▸ **What is needed**: Whenever a line in the records below holds the string "true", copy it out.

Stored data entries
[Start of section]

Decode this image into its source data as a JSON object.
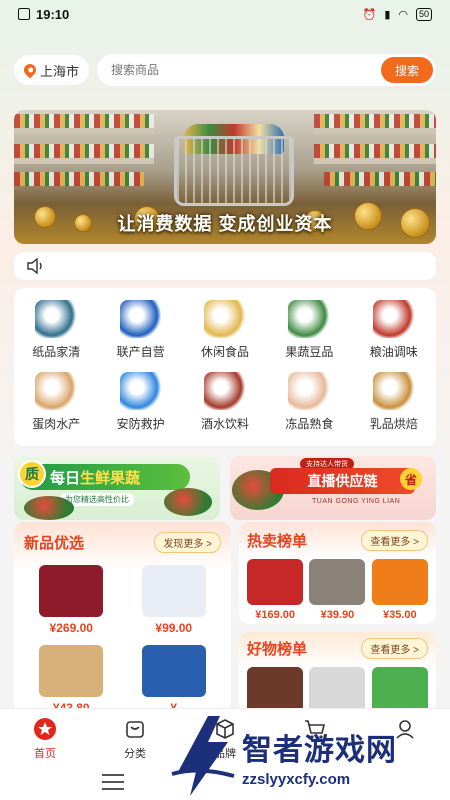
{
  "status_bar": {
    "time": "19:10",
    "battery": "50"
  },
  "location": {
    "city": "上海市"
  },
  "search": {
    "placeholder": "搜索商品",
    "button_label": "搜索"
  },
  "banner": {
    "slogan": "让消费数据 变成创业资本"
  },
  "categories": [
    {
      "label": "纸品家清",
      "icon": "tissue-icon",
      "color": "#2f6f8f"
    },
    {
      "label": "联产自营",
      "icon": "oem-icon",
      "color": "#1f5fbf"
    },
    {
      "label": "休闲食品",
      "icon": "snacks-icon",
      "color": "#e2b64c"
    },
    {
      "label": "果蔬豆品",
      "icon": "vegetables-icon",
      "color": "#3d8b40"
    },
    {
      "label": "粮油调味",
      "icon": "oil-seasoning-icon",
      "color": "#c0392b"
    },
    {
      "label": "蛋肉水产",
      "icon": "eggs-icon",
      "color": "#d9a46a"
    },
    {
      "label": "安防救护",
      "icon": "shield-icon",
      "color": "#2e86de"
    },
    {
      "label": "酒水饮料",
      "icon": "wine-icon",
      "color": "#a33a2b"
    },
    {
      "label": "冻品熟食",
      "icon": "chicken-icon",
      "color": "#e8b99a"
    },
    {
      "label": "乳品烘焙",
      "icon": "bread-icon",
      "color": "#c98f3c"
    }
  ],
  "promos": {
    "left": {
      "badge": "质",
      "title_a": "每日",
      "title_b": "生鲜果蔬",
      "subtitle": "为您精选高性价比"
    },
    "right": {
      "tag": "支持达人带货",
      "title": "直播供应链",
      "badge": "省",
      "subtitle": "TUAN GONG YING LIAN"
    }
  },
  "new_products": {
    "title": "新品优选",
    "more_label": "发现更多 >",
    "items": [
      {
        "price": "¥269.00",
        "color": "#8e1b2a"
      },
      {
        "price": "¥99.00",
        "color": "#e9eef6"
      },
      {
        "price": "¥43.80",
        "color": "#d8b07a"
      },
      {
        "price": "¥",
        "color": "#2a5fb0"
      }
    ]
  },
  "hot_list": {
    "title": "热卖榜单",
    "more_label": "查看更多 >",
    "items": [
      {
        "price": "¥169.00",
        "color": "#c62828"
      },
      {
        "price": "¥39.90",
        "color": "#8a8178"
      },
      {
        "price": "¥35.00",
        "color": "#ef7d1a"
      }
    ]
  },
  "good_list": {
    "title": "好物榜单",
    "more_label": "查看更多 >",
    "items": [
      {
        "color": "#6b3a2a"
      },
      {
        "color": "#d8d8d8"
      },
      {
        "color": "#4caf50"
      }
    ]
  },
  "tabbar": {
    "items": [
      {
        "label": "首页",
        "active": true
      },
      {
        "label": "分类"
      },
      {
        "label": "品牌"
      },
      {
        "label": ""
      },
      {
        "label": ""
      }
    ]
  },
  "watermark": {
    "title": "智者游戏网",
    "url": "zzslyyxcfy.com"
  },
  "colors": {
    "accent": "#f26b1d",
    "price_red": "#e8431f",
    "active_tab": "#e3261b"
  }
}
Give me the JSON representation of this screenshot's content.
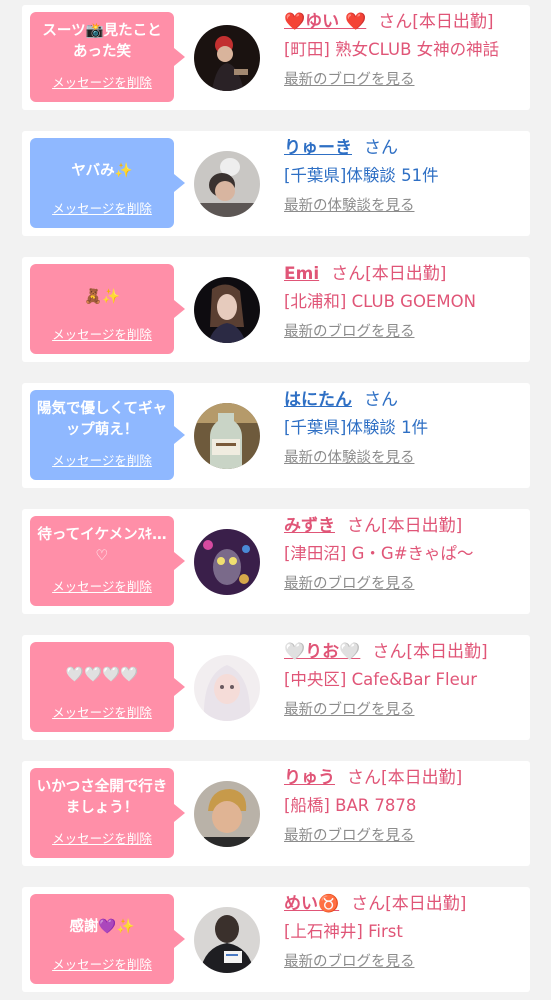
{
  "cards": [
    {
      "message": "スーツ📸見たことあった笑",
      "delete_label": "メッセージを削除",
      "name": "❤️ゆい ❤️",
      "suffix": "さん[本日出勤]",
      "shop": "[町田] 熟女CLUB 女神の神話",
      "link": "最新のブログを見る",
      "theme": "pink"
    },
    {
      "message": "ヤバみ✨",
      "delete_label": "メッセージを削除",
      "name": "りゅーき",
      "suffix": "さん",
      "shop": "[千葉県]体験談 51件",
      "link": "最新の体験談を見る",
      "theme": "blue"
    },
    {
      "message": "🧸✨",
      "delete_label": "メッセージを削除",
      "name": "Emi",
      "suffix": "さん[本日出勤]",
      "shop": "[北浦和] CLUB GOEMON",
      "link": "最新のブログを見る",
      "theme": "pink"
    },
    {
      "message": "陽気で優しくてギャップ萌え！",
      "delete_label": "メッセージを削除",
      "name": "はにたん",
      "suffix": "さん",
      "shop": "[千葉県]体験談 1件",
      "link": "最新の体験談を見る",
      "theme": "blue"
    },
    {
      "message": "待ってイケメンｽｷ…♡",
      "delete_label": "メッセージを削除",
      "name": "みずき",
      "suffix": "さん[本日出勤]",
      "shop": "[津田沼] G・G#きゃぱ〜",
      "link": "最新のブログを見る",
      "theme": "pink"
    },
    {
      "message": "🤍🤍🤍🤍",
      "delete_label": "メッセージを削除",
      "name": "🤍りお🤍",
      "suffix": "さん[本日出勤]",
      "shop": "[中央区] Cafe&Bar Fleur",
      "link": "最新のブログを見る",
      "theme": "pink"
    },
    {
      "message": "いかつさ全開で行きましょう！",
      "delete_label": "メッセージを削除",
      "name": "りゅう",
      "suffix": "さん[本日出勤]",
      "shop": "[船橋] BAR 7878",
      "link": "最新のブログを見る",
      "theme": "pink"
    },
    {
      "message": "感謝💜✨",
      "delete_label": "メッセージを削除",
      "name": "めい♉️",
      "suffix": "さん[本日出勤]",
      "shop": "[上石神井] First",
      "link": "最新のブログを見る",
      "theme": "pink"
    }
  ],
  "colors": {
    "pink_bubble": "#ff8fa8",
    "blue_bubble": "#8fb8ff",
    "pink_text": "#e05577",
    "blue_text": "#2e6fc4",
    "link_gray": "#8c8c8c",
    "background": "#f2f2f2"
  }
}
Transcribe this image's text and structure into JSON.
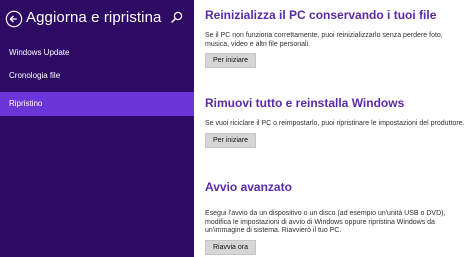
{
  "sidebar": {
    "title": "Aggiorna e ripristina",
    "back_icon": "back-arrow-icon",
    "search_icon": "search-icon",
    "background": "#2d0b64",
    "selected_background": "#6b35d8",
    "items": [
      {
        "label": "Windows Update",
        "selected": false
      },
      {
        "label": "Cronologia file",
        "selected": false
      },
      {
        "label": "Ripristino",
        "selected": true
      }
    ]
  },
  "main": {
    "accent": "#5b2aa7",
    "sections": [
      {
        "title": "Reinizializza il PC conservando i tuoi file",
        "description": "Se il PC non funziona correttamente, puoi reinizializzarlo senza perdere foto, musica, video e altri file personali.",
        "button": "Per iniziare"
      },
      {
        "title": "Rimuovi tutto e reinstalla Windows",
        "description": "Se vuoi riciclare il PC o reimpostarlo, puoi ripristinare le impostazioni del produttore.",
        "button": "Per iniziare"
      },
      {
        "title": "Avvio avanzato",
        "description": "Esegui l'avvio da un dispositivo o un disco (ad esempio un'unità USB o DVD), modifica le impostazioni di avvio di Windows oppure ripristina Windows da un'immagine di sistema. Riavvierò il tuo PC.",
        "button": "Riavvia ora"
      }
    ]
  }
}
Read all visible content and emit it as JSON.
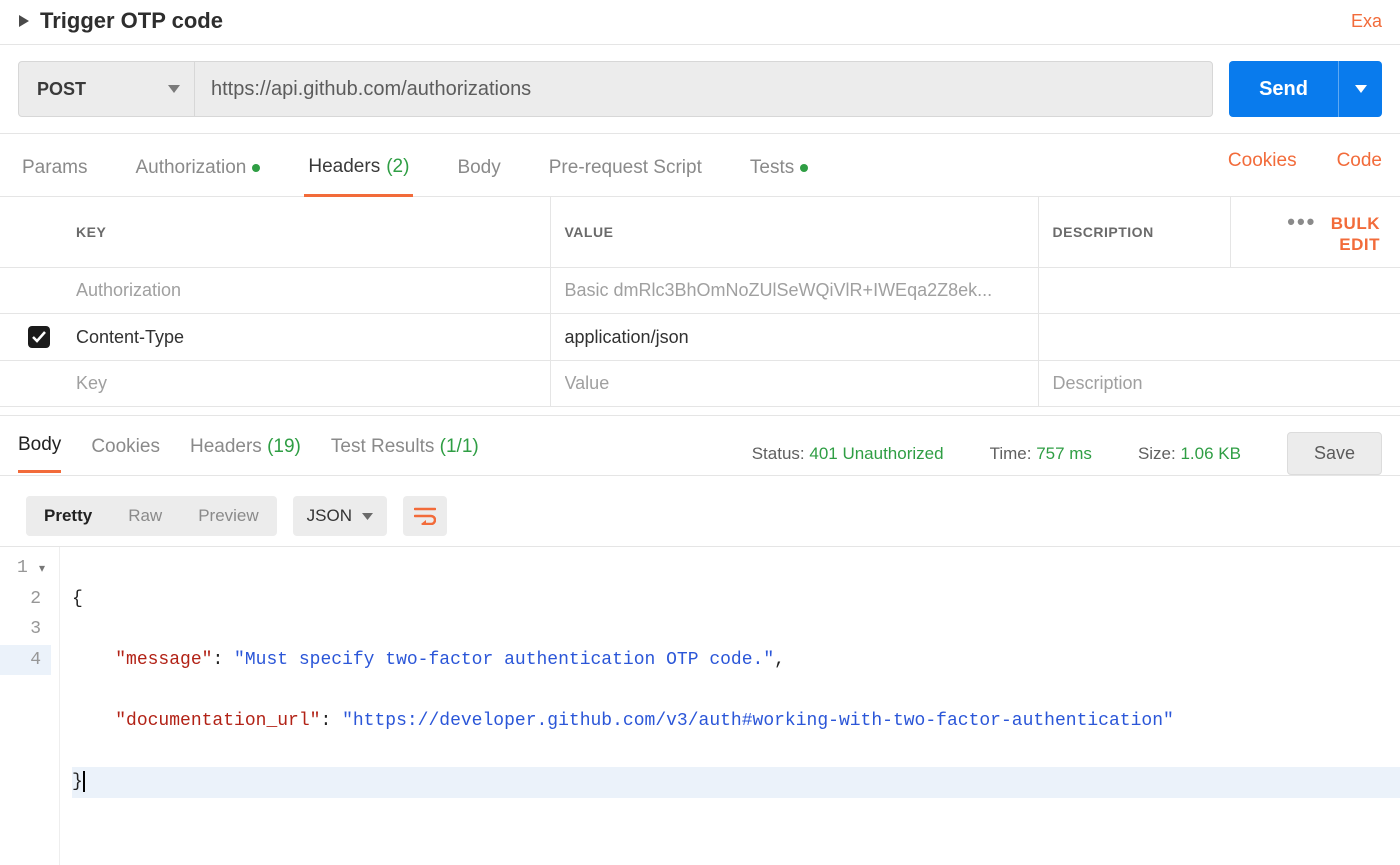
{
  "title": "Trigger OTP code",
  "topRightLink": "Exa",
  "request": {
    "method": "POST",
    "url": "https://api.github.com/authorizations",
    "sendLabel": "Send"
  },
  "reqTabs": {
    "params": "Params",
    "authorization": "Authorization",
    "headers": "Headers",
    "headersCount": "(2)",
    "body": "Body",
    "preRequest": "Pre-request Script",
    "tests": "Tests",
    "cookies": "Cookies",
    "code": "Code"
  },
  "headersTable": {
    "cols": {
      "key": "Key",
      "value": "Value",
      "desc": "Description"
    },
    "bulkEdit": "Bulk Edit",
    "rows": [
      {
        "checked": false,
        "muted": true,
        "key": "Authorization",
        "value": "Basic dmRlc3BhOmNoZUlSeWQiVlR+IWEqa2Z8ek...",
        "desc": ""
      },
      {
        "checked": true,
        "muted": false,
        "key": "Content-Type",
        "value": "application/json",
        "desc": ""
      }
    ],
    "placeholders": {
      "key": "Key",
      "value": "Value",
      "desc": "Description"
    }
  },
  "respTabs": {
    "body": "Body",
    "cookies": "Cookies",
    "headers": "Headers",
    "headersCount": "(19)",
    "testResults": "Test Results",
    "testResultsCount": "(1/1)"
  },
  "respMeta": {
    "statusLabel": "Status:",
    "statusValue": "401 Unauthorized",
    "timeLabel": "Time:",
    "timeValue": "757 ms",
    "sizeLabel": "Size:",
    "sizeValue": "1.06 KB",
    "save": "Save"
  },
  "respToolbar": {
    "pretty": "Pretty",
    "raw": "Raw",
    "preview": "Preview",
    "format": "JSON"
  },
  "responseBody": {
    "message_key": "\"message\"",
    "message_val": "\"Must specify two-factor authentication OTP code.\"",
    "doc_key": "\"documentation_url\"",
    "doc_val": "\"https://developer.github.com/v3/auth#working-with-two-factor-authentication\"",
    "lines": [
      "1",
      "2",
      "3",
      "4"
    ]
  }
}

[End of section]

▸ **Task response**:
        "active": true
        "selected": true
        "muted": true,
        "checked": true,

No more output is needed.